Data extracts =>

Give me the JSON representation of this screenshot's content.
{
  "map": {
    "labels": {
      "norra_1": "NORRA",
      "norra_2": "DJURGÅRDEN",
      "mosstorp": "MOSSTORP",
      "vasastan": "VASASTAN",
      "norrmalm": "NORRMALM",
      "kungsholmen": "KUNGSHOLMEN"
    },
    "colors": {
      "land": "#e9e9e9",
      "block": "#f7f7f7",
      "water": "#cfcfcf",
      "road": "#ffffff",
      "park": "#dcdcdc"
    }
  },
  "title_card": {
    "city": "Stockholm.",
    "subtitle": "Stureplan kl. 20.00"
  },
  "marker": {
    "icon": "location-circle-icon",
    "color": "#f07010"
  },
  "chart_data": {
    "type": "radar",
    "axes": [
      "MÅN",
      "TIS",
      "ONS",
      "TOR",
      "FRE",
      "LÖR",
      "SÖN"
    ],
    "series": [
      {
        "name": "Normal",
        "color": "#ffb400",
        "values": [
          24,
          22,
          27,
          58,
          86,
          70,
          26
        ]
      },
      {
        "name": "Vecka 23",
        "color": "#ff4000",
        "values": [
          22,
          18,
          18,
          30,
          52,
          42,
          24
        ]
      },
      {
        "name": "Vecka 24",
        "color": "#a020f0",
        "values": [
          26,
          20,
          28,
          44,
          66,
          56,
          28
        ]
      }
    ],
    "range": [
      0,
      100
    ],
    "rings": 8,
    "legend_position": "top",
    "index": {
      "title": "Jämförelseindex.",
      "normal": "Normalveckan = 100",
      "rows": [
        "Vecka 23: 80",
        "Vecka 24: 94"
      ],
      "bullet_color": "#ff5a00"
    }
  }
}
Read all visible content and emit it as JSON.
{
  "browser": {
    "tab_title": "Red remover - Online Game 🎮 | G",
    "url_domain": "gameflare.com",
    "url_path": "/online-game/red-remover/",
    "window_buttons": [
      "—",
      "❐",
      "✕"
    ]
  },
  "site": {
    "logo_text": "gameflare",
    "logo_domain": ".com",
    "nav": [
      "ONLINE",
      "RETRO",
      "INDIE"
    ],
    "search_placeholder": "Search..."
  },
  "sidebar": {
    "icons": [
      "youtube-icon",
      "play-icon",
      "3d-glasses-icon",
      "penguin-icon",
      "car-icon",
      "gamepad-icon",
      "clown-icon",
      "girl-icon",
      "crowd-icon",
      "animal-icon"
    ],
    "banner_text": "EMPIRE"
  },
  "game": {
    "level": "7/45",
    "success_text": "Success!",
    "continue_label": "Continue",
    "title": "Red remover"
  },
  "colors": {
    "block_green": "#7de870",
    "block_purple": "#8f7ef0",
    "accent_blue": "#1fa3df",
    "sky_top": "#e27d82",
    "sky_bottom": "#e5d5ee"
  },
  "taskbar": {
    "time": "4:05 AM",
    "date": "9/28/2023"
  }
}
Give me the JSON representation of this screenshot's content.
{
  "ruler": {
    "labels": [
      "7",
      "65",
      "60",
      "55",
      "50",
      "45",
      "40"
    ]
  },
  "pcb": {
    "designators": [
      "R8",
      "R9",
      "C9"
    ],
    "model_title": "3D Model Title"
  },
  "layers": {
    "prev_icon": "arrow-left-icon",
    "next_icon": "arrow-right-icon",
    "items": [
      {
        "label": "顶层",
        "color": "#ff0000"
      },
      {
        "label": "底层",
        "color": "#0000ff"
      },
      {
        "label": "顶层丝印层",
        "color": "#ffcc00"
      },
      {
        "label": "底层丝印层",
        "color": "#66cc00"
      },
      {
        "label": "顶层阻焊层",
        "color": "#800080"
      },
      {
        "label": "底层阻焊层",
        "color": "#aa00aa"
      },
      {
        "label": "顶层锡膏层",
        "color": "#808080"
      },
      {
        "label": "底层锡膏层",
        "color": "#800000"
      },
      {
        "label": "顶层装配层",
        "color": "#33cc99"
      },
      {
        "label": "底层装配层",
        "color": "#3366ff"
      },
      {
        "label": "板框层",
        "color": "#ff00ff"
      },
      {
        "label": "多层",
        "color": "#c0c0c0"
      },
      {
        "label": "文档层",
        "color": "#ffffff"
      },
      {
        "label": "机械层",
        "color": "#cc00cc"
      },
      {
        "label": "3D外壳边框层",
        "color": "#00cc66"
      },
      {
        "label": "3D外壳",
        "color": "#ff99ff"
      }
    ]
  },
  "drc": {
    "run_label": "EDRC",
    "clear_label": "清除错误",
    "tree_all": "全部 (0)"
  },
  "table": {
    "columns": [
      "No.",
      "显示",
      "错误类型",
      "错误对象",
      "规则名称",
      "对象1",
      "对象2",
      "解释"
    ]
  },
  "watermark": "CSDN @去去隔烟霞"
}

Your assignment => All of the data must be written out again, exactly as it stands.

Answer section =>
Give me the JSON representation of this screenshot's content.
{
  "map": {
    "labels": {
      "norra_1": "NORRA",
      "norra_2": "DJURGÅRDEN",
      "mosstorp": "MOSSTORP",
      "vasastan": "VASASTAN",
      "norrmalm": "NORRMALM",
      "kungsholmen": "KUNGSHOLMEN"
    },
    "colors": {
      "land": "#e9e9e9",
      "block": "#f7f7f7",
      "water": "#cfcfcf",
      "road": "#ffffff",
      "park": "#dcdcdc"
    }
  },
  "title_card": {
    "city": "Stockholm.",
    "subtitle": "Stureplan kl. 20.00"
  },
  "marker": {
    "icon": "location-circle-icon",
    "color": "#f07010"
  },
  "chart_data": {
    "type": "radar",
    "axes": [
      "MÅN",
      "TIS",
      "ONS",
      "TOR",
      "FRE",
      "LÖR",
      "SÖN"
    ],
    "series": [
      {
        "name": "Normal",
        "color": "#ffb400",
        "values": [
          24,
          22,
          27,
          58,
          86,
          70,
          26
        ]
      },
      {
        "name": "Vecka 23",
        "color": "#ff4000",
        "values": [
          22,
          18,
          18,
          30,
          52,
          42,
          24
        ]
      },
      {
        "name": "Vecka 24",
        "color": "#a020f0",
        "values": [
          26,
          20,
          28,
          44,
          66,
          56,
          28
        ]
      }
    ],
    "range": [
      0,
      100
    ],
    "rings": 8,
    "legend_position": "top",
    "index": {
      "title": "Jämförelseindex.",
      "normal": "Normalveckan = 100",
      "rows": [
        "Vecka 23: 80",
        "Vecka 24: 94"
      ],
      "bullet_color": "#ff5a00"
    }
  }
}
Read all visible content and emit it as JSON.
{
  "browser": {
    "tab_title": "Red remover - Online Game 🎮 | G",
    "url_domain": "gameflare.com",
    "url_path": "/online-game/red-remover/",
    "window_buttons": [
      "—",
      "❐",
      "✕"
    ]
  },
  "site": {
    "logo_text": "gameflare",
    "logo_domain": ".com",
    "nav": [
      "ONLINE",
      "RETRO",
      "INDIE"
    ],
    "search_placeholder": "Search..."
  },
  "sidebar": {
    "icons": [
      "youtube-icon",
      "play-icon",
      "3d-glasses-icon",
      "penguin-icon",
      "car-icon",
      "gamepad-icon",
      "clown-icon",
      "girl-icon",
      "crowd-icon",
      "animal-icon"
    ],
    "banner_text": "EMPIRE"
  },
  "game": {
    "level": "7/45",
    "success_text": "Success!",
    "continue_label": "Continue",
    "title": "Red remover"
  },
  "colors": {
    "block_green": "#7de870",
    "block_purple": "#8f7ef0",
    "accent_blue": "#1fa3df",
    "sky_top": "#e27d82",
    "sky_bottom": "#e5d5ee"
  },
  "taskbar": {
    "time": "4:05 AM",
    "date": "9/28/2023"
  }
}
Give me the JSON representation of this screenshot's content.
{
  "ruler": {
    "labels": [
      "7",
      "65",
      "60",
      "55",
      "50",
      "45",
      "40"
    ]
  },
  "pcb": {
    "designators": [
      "R8",
      "R9",
      "C9"
    ],
    "model_title": "3D Model Title"
  },
  "layers": {
    "prev_icon": "arrow-left-icon",
    "next_icon": "arrow-right-icon",
    "items": [
      {
        "label": "顶层",
        "color": "#ff0000"
      },
      {
        "label": "底层",
        "color": "#0000ff"
      },
      {
        "label": "顶层丝印层",
        "color": "#ffcc00"
      },
      {
        "label": "底层丝印层",
        "color": "#66cc00"
      },
      {
        "label": "顶层阻焊层",
        "color": "#800080"
      },
      {
        "label": "底层阻焊层",
        "color": "#aa00aa"
      },
      {
        "label": "顶层锡膏层",
        "color": "#808080"
      },
      {
        "label": "底层锡膏层",
        "color": "#800000"
      },
      {
        "label": "顶层装配层",
        "color": "#33cc99"
      },
      {
        "label": "底层装配层",
        "color": "#3366ff"
      },
      {
        "label": "板框层",
        "color": "#ff00ff"
      },
      {
        "label": "多层",
        "color": "#c0c0c0"
      },
      {
        "label": "文档层",
        "color": "#ffffff"
      },
      {
        "label": "机械层",
        "color": "#cc00cc"
      },
      {
        "label": "3D外壳边框层",
        "color": "#00cc66"
      },
      {
        "label": "3D外壳",
        "color": "#ff99ff"
      }
    ]
  },
  "drc": {
    "run_label": "EDRC",
    "clear_label": "清除错误",
    "tree_all": "全部 (0)"
  },
  "table": {
    "columns": [
      "No.",
      "显示",
      "错误类型",
      "错误对象",
      "规则名称",
      "对象1",
      "对象2",
      "解释"
    ]
  },
  "watermark": "CSDN @去去隔烟霞"
}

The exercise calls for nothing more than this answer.